We gave it an A-
With Final Fantasy XV right around the corner, it’s a fitting time to revisit many of the aspects that have made Final Fantasy such an enduring and iconic series. Developers Square Enix and Tose are doing just that with World of Final Fantasy, a game that serves as a love letter to the franchise’s 28-year legacy of fantastical worlds, creatures, magic, memorable characters, and most importantly, relatable moral quandaries.
World of Final Fantasy, out Tuesday, is set in Grymoire, a land populated by Final Fantasy characters and monsters, but the narrative that ties them all together is brand new. Siblings Lann and Reynn drive the fresh story, which follows them as they struggle with a case of amnesia in the strange and magical land. The brother-and-sister duo set out to discover their past and how they fit into a prophecy passed down for generations. Both characters have odd tattoos on their arms that at first seem fashion-driven, but later turn out to be key to harnessing the power to control monsters, called Mirages.
The Mirages offer more than a simple battle challenge. Players can use Lann and Reynn to “Imprism” the various monsters they encounter and make them a part of their fighting team. Think Pokémon; the Imprismed Mirages are held in crystal clear cubes known as Prisms, much like Pokéballs. Each monster can be leveled up in battle, scoring them new abilities, attribute bumps, and the ability to evolve. The stacking system that drives the crux of battle relies on players correctly formatting their chosen Mirages. Stacking allows Lann and Reynn to place small creatures on their head in battle, not only offering an adorable new look in battle, but also combining the attributes and abilities of the character and the chosen creature. On top of that, Lann and Reynn have the ability to switch their own sizing, moving from normal height (Jiant) to the smaller, chibi-like Lilikan, which allows them to stand on top of larger creatures. This stacking mechanic feels overwhelming at first, but it quickly becomes an addicting and clever means to force players to rely on strategy instead of brute strength.

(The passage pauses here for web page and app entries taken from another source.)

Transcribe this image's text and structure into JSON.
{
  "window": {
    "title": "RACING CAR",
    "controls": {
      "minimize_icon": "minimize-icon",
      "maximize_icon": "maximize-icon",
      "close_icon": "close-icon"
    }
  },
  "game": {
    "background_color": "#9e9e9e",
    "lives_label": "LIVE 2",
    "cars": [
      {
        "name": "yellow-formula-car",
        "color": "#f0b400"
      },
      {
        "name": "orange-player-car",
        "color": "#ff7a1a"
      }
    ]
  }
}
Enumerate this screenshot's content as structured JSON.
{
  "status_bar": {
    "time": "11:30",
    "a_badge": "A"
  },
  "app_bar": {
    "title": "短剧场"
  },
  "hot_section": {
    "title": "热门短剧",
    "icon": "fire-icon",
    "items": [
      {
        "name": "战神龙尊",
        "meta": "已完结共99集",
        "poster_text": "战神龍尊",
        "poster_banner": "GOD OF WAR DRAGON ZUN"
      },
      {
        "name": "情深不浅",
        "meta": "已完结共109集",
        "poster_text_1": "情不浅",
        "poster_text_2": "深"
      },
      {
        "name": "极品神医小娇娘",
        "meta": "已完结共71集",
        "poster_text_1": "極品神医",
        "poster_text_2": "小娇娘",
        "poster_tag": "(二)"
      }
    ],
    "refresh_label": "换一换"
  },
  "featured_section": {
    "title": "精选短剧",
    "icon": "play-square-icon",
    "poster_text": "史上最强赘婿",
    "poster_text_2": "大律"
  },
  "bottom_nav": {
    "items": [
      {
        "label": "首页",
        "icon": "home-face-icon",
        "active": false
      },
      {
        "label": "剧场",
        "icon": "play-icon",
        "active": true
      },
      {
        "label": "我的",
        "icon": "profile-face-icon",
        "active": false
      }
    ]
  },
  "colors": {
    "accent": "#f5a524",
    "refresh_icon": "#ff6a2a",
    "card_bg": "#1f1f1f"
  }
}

The game’s story harks back to previous Final Fantasy installments with its tone and atmosphere as well as with cameos by iconic characters. Final Fantasy X’s Yuna, Final Fantasy XIII’s Lightning and Final Fantasy VII’s Cloud pop in and out of the scenes, reminding players of the journey’s they’ve experienced outside of the new title without completely taking over the fresh tale. In this way, Lann and Reynn become avatars for the gamer as they vaguely remember bits and pieces of a fantastical world but only cling to the real one they live in. What better way to make the player feel like part of the actual Final Fantasy franchise than to write them in?
Overall, the characters are more lighthearted than those in previous FF titles, and they provide a comedic element to the game, with plenty of cute banter. Sadly, this is also the game’s one major downside; though the complex moral motifs the franchise is known for are present in World of Final Fantasy, the humorous Lann and Reynn fail to bring deep emotion to the game’s darker moments.
The entry isn’t perfect, but this fresh blend of classic Final Fantasy tropes and characters is what makes World of Final Fantasy delicious fun.